**Activity**
Examine each line in the records below for the word "title". Report how many lines contain it, and nothing else.

(Interface dataset entries)
[Start of Attachment]

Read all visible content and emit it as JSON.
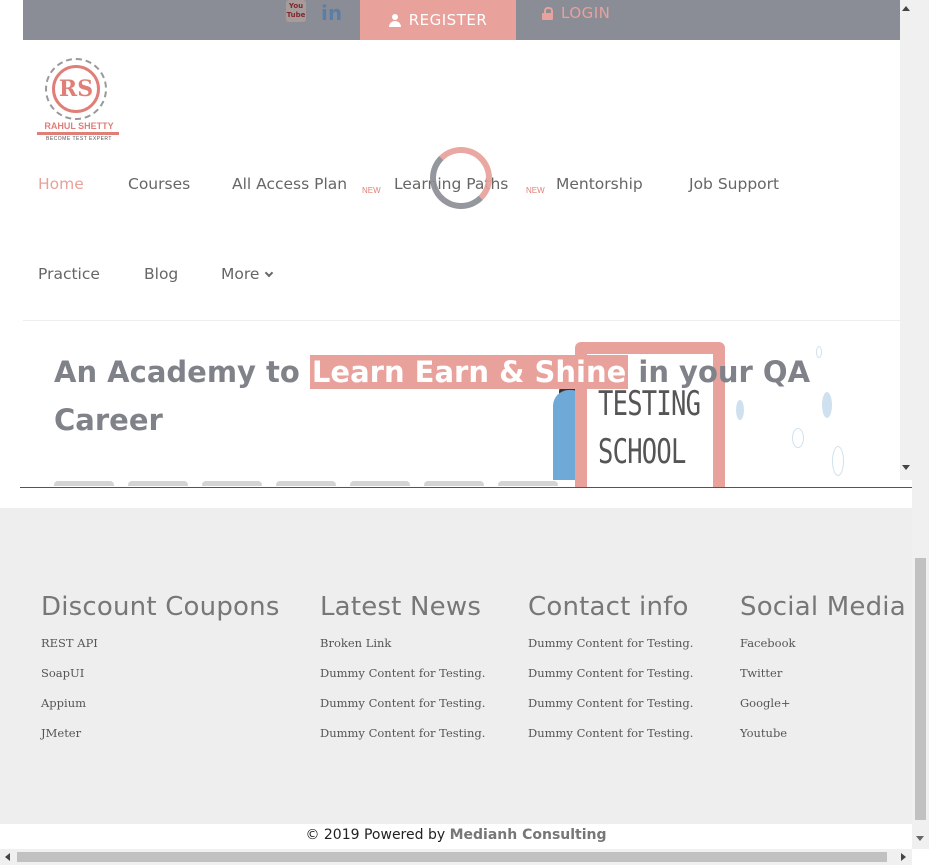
{
  "topbar": {
    "youtube_icon_label": "You Tube",
    "linkedin_icon_label": "in",
    "register_label": "REGISTER",
    "login_label": "LOGIN"
  },
  "logo": {
    "monogram": "RS",
    "name": "RAHUL SHETTY",
    "tagline": "BECOME TEST EXPERT"
  },
  "nav": {
    "items": [
      {
        "label": "Home",
        "active": true
      },
      {
        "label": "Courses"
      },
      {
        "label": "All Access Plan",
        "badge": "NEW"
      },
      {
        "label": "Learning Paths",
        "badge": "NEW"
      },
      {
        "label": "Mentorship"
      },
      {
        "label": "Job Support"
      },
      {
        "label": "Practice"
      },
      {
        "label": "Blog"
      },
      {
        "label": "More"
      }
    ]
  },
  "hero": {
    "heading_before": "An Academy to ",
    "heading_highlight": "Learn Earn & Shine",
    "heading_after": "  in your QA Career",
    "illustration_text_line1": "TESTING",
    "illustration_text_line2": "SCHOOL"
  },
  "footer": {
    "columns": [
      {
        "title": "Discount Coupons",
        "links": [
          "REST API",
          "SoapUI",
          "Appium",
          "JMeter"
        ]
      },
      {
        "title": "Latest News",
        "links": [
          "Broken Link",
          "Dummy Content for Testing.",
          "Dummy Content for Testing.",
          "Dummy Content for Testing."
        ]
      },
      {
        "title": "Contact info",
        "links": [
          "Dummy Content for Testing.",
          "Dummy Content for Testing.",
          "Dummy Content for Testing.",
          "Dummy Content for Testing."
        ]
      },
      {
        "title": "Social Media",
        "links": [
          "Facebook",
          "Twitter",
          "Google+",
          "Youtube"
        ]
      }
    ],
    "copyright_prefix": "© 2019 Powered by ",
    "copyright_brand": "Medianh Consulting"
  },
  "colors": {
    "accent": "#e8a19b",
    "topbar": "#8b8d96",
    "footer_bg": "#eeeeee"
  }
}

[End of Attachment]

**Response to the exercise**
4